This need not simply apply to cases of reverse innovation alone – that is, bringing innovations developed for emerging markets back to the developed world, take mobile money transfer systems and their region specific success. Considering this gives rise to one key factor that does not seem to be covered in this article. That is the role played by  a vacuum in the operating environment. When something is missing in the system there is a gap or an opportunity space for an innovative solution to fill the need.  An oft quoted example is the leapfrogging of landlines and communication infrastructure by mobile wireless devices now available in everyone’s hands.

In the sophisticated developed markets there are layers of legacy solutions or an established status quo which often act as barriers to entry, impeding the rapid uptake or even the introduction of some innovative product or service.  Frontier markets on the other hand, such as those offered by the rapidly evolving consumer markets in Sub Saharan Africa can offer some unique opportunities such as:

The Kenyan sub $100 IDEOS Android Smartphone

Building a new brand or awareness of an entirely new product category – Huawei is a Chinese telecommunications equipment company well known for successfully taking on established players such as Ericsson and Nokia Siemens Networks. However it has no such reputation in consumer products such mobile phones until the launch of the low cost Android based smartphone, the IDEOS via mobile operators such as Safaricom in Kenya and MTN in Uganda. After seeing significant sales figures in Africa, it has just announced the launch of a low cost smartphone in Germany under the IDEOS name.

Samsung solar powered netbook

Innovative solutions for resource scarcity – Many of the challenges posed by the emerging market environment such as need for low cost, robust solutions with innovative business models and distribution channels also act as a resource constrained crucible for testing new products and services.  Samsung has launched a solar powered netbook in Africa first before taking it the developed world.

Leapfrogging infrastructure and services – While MPesa may not be as easily portable elsewhere, its the first and foremost example of a service filling a vacuum while inspiring major global efforts to find similar solutions for other regions. Others are more common in the mHealth space and here the argument is better articulated by this article “Developing countries offer lessons for the West“,

Mobile health applications from developing countries have the same potential to penetrate developed markets. In developing countries, these applications span a wide range of activities, including data collection, disease surveillance, health promotion, diagnostic support, disaster response and remote patient monitoring,” Sandhu writes.
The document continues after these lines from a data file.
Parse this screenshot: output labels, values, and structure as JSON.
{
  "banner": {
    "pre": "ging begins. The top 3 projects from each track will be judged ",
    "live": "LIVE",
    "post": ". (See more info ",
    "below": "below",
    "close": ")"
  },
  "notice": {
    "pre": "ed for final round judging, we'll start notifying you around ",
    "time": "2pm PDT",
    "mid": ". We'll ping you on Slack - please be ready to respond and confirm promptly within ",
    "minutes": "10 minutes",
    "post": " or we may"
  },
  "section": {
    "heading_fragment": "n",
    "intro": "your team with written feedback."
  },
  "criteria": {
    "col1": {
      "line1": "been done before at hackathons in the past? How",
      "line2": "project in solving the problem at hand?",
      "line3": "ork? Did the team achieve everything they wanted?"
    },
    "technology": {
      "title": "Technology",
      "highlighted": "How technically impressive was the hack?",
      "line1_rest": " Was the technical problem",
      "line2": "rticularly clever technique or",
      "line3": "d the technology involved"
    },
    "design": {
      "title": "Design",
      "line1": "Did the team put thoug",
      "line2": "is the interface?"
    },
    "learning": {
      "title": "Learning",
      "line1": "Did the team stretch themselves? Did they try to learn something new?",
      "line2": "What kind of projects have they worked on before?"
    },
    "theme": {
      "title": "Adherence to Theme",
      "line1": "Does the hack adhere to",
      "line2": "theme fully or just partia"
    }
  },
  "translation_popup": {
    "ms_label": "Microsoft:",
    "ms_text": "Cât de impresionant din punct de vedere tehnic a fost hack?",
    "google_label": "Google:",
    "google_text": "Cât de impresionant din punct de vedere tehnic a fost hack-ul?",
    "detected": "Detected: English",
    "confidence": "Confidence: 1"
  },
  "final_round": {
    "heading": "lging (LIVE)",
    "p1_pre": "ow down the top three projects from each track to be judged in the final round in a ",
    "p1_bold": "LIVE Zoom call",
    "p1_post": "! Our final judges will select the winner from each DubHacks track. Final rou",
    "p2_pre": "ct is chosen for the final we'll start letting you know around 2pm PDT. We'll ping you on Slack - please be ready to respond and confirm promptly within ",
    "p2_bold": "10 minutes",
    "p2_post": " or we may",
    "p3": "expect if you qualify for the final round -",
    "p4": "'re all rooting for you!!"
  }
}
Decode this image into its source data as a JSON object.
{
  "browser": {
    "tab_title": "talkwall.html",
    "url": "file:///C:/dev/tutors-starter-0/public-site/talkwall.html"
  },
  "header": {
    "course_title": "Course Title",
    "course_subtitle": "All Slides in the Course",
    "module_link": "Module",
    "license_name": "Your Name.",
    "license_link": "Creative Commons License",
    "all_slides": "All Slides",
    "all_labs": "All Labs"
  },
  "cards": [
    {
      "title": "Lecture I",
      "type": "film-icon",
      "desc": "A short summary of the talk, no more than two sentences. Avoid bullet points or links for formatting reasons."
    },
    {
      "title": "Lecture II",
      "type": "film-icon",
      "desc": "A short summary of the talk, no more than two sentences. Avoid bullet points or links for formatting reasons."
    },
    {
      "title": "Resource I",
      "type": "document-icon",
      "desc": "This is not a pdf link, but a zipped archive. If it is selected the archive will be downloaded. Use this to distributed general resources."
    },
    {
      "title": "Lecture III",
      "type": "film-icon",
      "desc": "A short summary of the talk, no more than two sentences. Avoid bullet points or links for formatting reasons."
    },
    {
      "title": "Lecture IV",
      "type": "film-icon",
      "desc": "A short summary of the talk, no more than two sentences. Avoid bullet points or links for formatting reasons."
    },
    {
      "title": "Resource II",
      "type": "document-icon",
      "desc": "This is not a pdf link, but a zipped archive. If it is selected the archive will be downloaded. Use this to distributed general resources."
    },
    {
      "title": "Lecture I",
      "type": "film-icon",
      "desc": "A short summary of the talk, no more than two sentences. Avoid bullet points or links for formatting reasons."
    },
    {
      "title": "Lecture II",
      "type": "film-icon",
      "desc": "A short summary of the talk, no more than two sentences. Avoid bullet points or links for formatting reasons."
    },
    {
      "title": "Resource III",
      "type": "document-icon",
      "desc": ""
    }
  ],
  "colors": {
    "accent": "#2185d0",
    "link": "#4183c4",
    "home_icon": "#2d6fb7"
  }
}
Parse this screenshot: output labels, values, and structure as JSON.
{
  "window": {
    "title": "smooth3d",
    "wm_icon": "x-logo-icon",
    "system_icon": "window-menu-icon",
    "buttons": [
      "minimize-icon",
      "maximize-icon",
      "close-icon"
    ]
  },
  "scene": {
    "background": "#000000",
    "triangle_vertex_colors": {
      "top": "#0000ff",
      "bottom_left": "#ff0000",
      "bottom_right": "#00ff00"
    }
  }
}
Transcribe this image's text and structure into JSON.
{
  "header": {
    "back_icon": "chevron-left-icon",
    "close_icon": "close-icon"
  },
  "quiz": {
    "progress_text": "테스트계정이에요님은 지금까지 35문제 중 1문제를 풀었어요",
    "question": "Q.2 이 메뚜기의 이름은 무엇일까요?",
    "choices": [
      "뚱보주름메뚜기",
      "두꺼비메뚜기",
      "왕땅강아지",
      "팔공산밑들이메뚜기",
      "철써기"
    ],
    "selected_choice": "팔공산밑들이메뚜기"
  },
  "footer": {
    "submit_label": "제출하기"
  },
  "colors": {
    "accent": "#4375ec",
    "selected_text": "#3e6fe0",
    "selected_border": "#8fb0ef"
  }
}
But it is an unrealized potential, according to Sandhu. “Although myriad mHealth programs are operating in developing-country markets, only a few prominent mHealth innovations in the United States have been imported from abroad. Among the most notable are Vitality GlowCaps and GreatCall Medication Reminder Service, both of which are working to improve medication adherence,” he writes. According to Sandhu, both are outgrowths of technology that originated in South Africa. The Text4baby messaging service for pregnant women and new mothers was modeled after VidaNet in Mexico and Mobile 4 Good Health Tips in Kenya, though, like GlowCaps and GreatCall Medication Reminder Service, it is not an exact replica of the original. This is intentional.

The goal should not be to copy programs exactly, but rather to adapt global innovations for the developed-world market,”

But all of these are centered around information technology and mobile communication – do we see the potential for innovations dispersing out of Africa in other areas such as renewable energy solutions or consumer products for the home or are we seeing the first signals where Africa will make its mark globally?